(Stored dataset items)
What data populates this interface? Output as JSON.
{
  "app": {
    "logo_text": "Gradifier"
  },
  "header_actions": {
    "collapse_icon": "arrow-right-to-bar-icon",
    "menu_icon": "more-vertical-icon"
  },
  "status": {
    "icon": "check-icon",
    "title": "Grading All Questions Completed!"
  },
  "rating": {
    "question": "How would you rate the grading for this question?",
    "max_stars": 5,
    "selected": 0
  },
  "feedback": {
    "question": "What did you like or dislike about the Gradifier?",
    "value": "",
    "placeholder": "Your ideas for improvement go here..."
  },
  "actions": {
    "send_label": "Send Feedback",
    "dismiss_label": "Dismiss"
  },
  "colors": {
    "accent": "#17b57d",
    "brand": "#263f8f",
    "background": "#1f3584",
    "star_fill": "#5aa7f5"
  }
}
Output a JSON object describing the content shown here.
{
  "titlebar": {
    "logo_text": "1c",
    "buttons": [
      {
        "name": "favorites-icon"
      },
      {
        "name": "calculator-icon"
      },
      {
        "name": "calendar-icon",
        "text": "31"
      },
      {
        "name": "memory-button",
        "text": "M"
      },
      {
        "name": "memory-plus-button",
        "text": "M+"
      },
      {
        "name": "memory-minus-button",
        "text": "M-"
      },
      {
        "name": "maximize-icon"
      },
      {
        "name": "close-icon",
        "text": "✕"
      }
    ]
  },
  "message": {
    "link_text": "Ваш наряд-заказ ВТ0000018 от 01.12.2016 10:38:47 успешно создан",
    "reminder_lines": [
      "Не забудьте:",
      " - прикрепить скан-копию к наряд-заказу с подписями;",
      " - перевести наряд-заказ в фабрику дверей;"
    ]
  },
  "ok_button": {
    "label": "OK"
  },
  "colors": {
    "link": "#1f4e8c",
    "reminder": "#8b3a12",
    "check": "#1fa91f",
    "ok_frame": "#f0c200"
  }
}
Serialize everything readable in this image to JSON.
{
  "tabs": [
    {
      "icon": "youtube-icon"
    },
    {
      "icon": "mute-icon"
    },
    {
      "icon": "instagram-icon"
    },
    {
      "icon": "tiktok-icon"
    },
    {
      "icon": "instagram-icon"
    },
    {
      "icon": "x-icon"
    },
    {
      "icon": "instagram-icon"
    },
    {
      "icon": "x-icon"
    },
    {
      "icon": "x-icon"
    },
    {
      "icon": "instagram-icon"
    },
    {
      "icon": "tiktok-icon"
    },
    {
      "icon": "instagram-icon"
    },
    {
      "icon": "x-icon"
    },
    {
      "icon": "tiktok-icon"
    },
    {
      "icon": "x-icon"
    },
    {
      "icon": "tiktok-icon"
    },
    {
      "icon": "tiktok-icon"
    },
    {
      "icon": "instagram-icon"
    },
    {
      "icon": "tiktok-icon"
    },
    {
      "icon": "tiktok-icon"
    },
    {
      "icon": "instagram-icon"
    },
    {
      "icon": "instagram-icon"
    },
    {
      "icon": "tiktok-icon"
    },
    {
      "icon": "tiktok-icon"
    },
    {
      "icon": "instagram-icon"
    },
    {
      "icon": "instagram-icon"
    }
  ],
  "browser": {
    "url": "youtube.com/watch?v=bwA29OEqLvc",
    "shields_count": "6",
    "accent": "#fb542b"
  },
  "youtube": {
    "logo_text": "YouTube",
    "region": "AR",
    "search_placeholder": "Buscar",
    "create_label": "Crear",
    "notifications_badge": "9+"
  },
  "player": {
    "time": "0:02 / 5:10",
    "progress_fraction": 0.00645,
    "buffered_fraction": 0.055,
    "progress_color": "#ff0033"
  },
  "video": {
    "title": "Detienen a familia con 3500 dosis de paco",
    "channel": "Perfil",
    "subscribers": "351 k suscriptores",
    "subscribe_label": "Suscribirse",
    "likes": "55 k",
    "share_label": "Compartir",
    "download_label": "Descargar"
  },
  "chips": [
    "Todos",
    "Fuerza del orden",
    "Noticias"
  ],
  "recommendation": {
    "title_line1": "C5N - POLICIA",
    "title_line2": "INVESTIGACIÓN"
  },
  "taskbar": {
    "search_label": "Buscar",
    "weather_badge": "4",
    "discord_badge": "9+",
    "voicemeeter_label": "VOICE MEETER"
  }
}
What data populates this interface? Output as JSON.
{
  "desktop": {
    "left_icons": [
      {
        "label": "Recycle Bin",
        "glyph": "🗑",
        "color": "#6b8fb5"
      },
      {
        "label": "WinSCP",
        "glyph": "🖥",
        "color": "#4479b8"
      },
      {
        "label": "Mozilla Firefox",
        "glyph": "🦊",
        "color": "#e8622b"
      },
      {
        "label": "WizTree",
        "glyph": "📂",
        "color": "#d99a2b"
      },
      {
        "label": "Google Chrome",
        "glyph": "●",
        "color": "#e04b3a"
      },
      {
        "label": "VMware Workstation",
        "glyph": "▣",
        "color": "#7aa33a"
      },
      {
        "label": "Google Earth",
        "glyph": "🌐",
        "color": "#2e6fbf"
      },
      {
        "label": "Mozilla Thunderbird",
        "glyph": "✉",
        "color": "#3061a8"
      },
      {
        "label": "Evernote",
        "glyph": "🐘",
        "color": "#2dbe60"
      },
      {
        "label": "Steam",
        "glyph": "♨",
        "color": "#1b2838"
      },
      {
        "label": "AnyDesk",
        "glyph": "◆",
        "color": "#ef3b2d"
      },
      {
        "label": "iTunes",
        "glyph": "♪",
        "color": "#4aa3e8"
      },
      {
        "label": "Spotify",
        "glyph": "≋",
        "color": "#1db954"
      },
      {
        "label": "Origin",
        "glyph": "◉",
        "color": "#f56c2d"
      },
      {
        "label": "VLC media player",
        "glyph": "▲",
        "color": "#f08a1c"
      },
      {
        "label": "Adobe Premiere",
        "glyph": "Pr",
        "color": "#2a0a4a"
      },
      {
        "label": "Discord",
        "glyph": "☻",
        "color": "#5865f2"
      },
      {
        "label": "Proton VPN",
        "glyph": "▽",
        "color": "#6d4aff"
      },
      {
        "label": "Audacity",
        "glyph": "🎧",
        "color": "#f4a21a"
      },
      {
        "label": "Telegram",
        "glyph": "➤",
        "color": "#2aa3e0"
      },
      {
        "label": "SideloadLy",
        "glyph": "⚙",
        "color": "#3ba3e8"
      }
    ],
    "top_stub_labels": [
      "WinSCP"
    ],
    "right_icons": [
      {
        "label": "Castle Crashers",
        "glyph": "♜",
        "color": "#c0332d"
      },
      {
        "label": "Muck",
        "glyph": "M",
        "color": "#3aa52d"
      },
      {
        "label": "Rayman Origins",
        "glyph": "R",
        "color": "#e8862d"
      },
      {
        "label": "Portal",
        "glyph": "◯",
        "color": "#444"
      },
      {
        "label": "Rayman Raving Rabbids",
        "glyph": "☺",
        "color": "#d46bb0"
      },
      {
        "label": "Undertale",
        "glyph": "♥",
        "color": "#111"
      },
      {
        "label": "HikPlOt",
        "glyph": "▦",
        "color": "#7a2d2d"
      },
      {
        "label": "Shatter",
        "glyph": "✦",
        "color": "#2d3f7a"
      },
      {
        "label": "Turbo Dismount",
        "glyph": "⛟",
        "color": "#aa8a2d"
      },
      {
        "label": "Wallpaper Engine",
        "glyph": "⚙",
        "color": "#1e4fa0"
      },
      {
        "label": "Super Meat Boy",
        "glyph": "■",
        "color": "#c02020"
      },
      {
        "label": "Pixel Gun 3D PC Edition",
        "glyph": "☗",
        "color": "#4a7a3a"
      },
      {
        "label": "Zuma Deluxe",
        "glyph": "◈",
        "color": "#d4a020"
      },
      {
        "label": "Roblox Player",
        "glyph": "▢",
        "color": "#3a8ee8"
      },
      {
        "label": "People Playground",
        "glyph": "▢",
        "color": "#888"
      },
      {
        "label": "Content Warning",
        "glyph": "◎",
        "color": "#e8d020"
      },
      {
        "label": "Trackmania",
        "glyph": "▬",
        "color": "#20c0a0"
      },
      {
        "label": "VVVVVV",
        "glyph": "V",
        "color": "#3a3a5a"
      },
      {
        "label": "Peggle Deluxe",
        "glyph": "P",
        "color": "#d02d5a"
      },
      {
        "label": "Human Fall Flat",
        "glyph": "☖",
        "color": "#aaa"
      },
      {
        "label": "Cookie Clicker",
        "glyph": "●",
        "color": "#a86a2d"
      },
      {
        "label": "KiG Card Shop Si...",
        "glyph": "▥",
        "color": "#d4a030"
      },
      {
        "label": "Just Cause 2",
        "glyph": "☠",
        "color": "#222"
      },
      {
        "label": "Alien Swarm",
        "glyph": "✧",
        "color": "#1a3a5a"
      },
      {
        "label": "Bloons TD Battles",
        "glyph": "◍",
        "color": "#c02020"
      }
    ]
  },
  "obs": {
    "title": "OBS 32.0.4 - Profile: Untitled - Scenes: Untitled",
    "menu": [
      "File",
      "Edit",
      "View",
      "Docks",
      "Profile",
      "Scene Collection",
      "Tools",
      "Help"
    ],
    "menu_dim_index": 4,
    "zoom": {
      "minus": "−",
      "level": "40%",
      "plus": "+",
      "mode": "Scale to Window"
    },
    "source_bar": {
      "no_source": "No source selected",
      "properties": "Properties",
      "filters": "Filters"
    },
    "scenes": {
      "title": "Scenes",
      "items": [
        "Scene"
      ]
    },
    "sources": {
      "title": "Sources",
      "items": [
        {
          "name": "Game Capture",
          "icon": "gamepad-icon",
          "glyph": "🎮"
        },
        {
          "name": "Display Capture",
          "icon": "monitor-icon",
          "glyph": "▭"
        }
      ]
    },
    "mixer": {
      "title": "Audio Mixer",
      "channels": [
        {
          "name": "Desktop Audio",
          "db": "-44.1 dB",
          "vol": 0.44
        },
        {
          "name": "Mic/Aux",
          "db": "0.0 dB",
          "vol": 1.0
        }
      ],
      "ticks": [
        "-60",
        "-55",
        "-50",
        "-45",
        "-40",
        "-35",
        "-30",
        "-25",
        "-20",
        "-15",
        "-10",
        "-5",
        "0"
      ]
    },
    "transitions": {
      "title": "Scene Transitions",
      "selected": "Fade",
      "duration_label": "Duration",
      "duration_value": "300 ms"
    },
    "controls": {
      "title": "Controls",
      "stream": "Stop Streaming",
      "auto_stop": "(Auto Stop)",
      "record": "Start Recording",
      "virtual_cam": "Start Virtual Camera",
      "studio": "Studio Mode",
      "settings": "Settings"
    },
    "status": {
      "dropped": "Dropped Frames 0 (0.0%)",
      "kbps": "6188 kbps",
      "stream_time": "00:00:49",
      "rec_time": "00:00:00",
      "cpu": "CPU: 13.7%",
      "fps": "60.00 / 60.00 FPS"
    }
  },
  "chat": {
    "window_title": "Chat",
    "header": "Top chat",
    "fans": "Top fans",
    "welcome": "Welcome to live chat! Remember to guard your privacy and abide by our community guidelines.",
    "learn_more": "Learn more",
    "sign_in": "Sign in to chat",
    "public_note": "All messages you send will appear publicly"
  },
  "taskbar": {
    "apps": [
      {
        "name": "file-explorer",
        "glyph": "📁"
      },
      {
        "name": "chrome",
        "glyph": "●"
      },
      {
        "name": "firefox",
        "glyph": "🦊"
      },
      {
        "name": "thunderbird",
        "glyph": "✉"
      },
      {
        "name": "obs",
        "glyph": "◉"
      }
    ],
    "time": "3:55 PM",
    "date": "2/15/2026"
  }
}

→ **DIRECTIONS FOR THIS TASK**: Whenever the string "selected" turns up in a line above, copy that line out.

→ **TASK RESULT**:
    "selected": 0
      "no_source": "No source selected",
      "selected": "Fade",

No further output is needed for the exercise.